[ RECAP: Palace 0-1 Spurs ]


Deportivo de la Coruna 2-6 Real Madrid

When your “B Team” includes James Rodriguez and a certain Alvaro Morata, life is pretty good.

Zinedine Zidane watched as Real took another step toward a first La Liga title since 2011-12 behind a James brace and markers from Morata (below, with style), Lucas Vazquez, Casemiro, and Isco.

Barcelona 7-1 Osasuna

Barca effectively relegated Osasuna. Despite braces from Lionel Messi, Paco Alcacer, and Andre Gomes, the headlines were stolen by Javier Mascherano.

The Argentine scored his first ever Barca goal in just his 318th appearance for the club.

Elsewhere

Leganes 3-0 Las Palmas – Luciano Neves bags brace.
Valencia 2-3 Real Sociedad – Visitors build 3-0 lead.

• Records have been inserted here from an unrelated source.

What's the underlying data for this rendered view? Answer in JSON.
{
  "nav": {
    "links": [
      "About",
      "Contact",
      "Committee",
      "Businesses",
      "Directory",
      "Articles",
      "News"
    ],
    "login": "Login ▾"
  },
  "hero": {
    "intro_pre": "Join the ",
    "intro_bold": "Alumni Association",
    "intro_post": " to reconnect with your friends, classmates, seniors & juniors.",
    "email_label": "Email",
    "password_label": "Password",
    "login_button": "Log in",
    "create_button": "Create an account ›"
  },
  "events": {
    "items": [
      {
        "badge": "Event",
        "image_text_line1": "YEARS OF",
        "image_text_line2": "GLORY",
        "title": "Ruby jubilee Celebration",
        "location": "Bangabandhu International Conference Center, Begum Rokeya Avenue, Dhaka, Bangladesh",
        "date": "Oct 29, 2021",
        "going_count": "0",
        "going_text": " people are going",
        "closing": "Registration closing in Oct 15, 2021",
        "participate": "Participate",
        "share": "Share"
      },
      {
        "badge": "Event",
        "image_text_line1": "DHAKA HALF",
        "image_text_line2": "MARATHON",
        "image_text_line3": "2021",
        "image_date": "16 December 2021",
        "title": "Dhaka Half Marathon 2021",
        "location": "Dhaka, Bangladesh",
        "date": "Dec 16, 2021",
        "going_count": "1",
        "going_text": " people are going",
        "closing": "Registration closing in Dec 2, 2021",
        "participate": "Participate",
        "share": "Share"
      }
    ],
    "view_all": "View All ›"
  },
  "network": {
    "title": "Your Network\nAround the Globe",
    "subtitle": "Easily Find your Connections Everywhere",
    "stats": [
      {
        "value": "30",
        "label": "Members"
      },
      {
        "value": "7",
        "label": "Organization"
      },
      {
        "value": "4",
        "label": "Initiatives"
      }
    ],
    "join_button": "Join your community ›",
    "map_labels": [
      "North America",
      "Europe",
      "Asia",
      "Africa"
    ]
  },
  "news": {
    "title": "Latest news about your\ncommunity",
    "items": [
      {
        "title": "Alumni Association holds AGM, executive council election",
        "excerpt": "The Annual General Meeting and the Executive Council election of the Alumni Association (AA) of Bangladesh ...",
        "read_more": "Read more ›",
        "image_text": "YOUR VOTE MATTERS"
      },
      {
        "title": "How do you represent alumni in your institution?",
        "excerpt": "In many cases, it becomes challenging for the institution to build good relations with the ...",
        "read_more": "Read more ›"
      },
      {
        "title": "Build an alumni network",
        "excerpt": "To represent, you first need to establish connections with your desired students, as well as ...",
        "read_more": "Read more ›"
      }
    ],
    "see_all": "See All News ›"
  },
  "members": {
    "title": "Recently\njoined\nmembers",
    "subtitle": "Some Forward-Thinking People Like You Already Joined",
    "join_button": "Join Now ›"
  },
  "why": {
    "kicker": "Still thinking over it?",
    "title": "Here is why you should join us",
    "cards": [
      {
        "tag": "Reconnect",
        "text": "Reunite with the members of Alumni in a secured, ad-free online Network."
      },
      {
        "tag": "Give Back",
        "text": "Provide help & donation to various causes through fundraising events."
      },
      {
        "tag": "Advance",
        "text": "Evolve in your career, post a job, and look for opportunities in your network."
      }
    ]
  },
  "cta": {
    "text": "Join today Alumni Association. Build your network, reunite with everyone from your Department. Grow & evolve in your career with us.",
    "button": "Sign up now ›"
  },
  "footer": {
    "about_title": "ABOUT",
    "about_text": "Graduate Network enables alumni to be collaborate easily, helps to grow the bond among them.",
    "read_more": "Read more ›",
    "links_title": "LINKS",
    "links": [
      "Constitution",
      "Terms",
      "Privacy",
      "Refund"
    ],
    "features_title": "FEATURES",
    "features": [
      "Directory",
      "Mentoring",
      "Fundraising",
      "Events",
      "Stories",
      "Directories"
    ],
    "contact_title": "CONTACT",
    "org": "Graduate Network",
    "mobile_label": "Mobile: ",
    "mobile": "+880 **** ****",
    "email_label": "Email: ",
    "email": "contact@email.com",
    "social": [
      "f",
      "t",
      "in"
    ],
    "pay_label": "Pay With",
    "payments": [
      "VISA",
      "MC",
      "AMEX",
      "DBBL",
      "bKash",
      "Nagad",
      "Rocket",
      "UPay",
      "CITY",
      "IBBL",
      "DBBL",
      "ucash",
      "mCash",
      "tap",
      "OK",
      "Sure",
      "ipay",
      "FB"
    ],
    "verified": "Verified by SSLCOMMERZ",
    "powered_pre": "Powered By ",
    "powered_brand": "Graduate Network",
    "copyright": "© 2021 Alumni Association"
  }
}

Standings

 

Team GP W D L GF GA GD Home Away PTS
 Barcelona 34 24 6 4 101 33 68 13-3-1 11-3-3 78
 Real Madrid 33 24 6 3 90 38 52 12-4-1 12-2-2 78
 Atlético Madrid 34 20 8 6 60 25 35 12-2-3 8-6-3 68
 Sevilla 33 19 8 6 58 39 19 12-3-1 7-5-5 65
 Villarreal 34 17 9 8 49 27 22 10-3-4 7-6-4 60
 Real Sociedad 34 18 4 12 52 47 5 9-4-4 9-0-8 58
 Athletic 33 17 5 11 46 37 9 12-3-2 5-2-9 56
 Eibar 33 14 8 11 52 45 7 9-3-5 5-5-6 50
 Espanyol 34 13 11 10 45 44 1 8-5-4 5-6-6 50
 Celta Vigo 32 13 5 14 48 52 -4 9-1-6 4-4-8 44
 Alavés 33 11 11 11 32 40 -8 5-7-4 6-4-7 44
 Valencia 34 11 7 16 49 59 -10 7-4-6 4-3-10 40
 Las Palmas 34 10 9 15 52 61 -9 9-6-2 1-3-13 39
 Málaga 34 10 9 15 40 49 -9 8-2-6 2-7-9 39
 Betis 33 10 7 16 36 51 -15 6-6-5 4-1-11 37
 Deportivo 34 7 10 17 37 57 -20 6-5-6 1-5-11 31
 Leganes 34 7 9 18 30 51 -21 4-5-8 3-4-10 30
 Sporting de Gijón 34 5 9 20 37 67 -30 4-3-10 1-6-10 24
 Granada 34 4 8 22 27 72 -45 4-4-9 0-4-13 20
 Osasuna 34 3 9 22 35 82 -47 1-6-10 2-3-12 18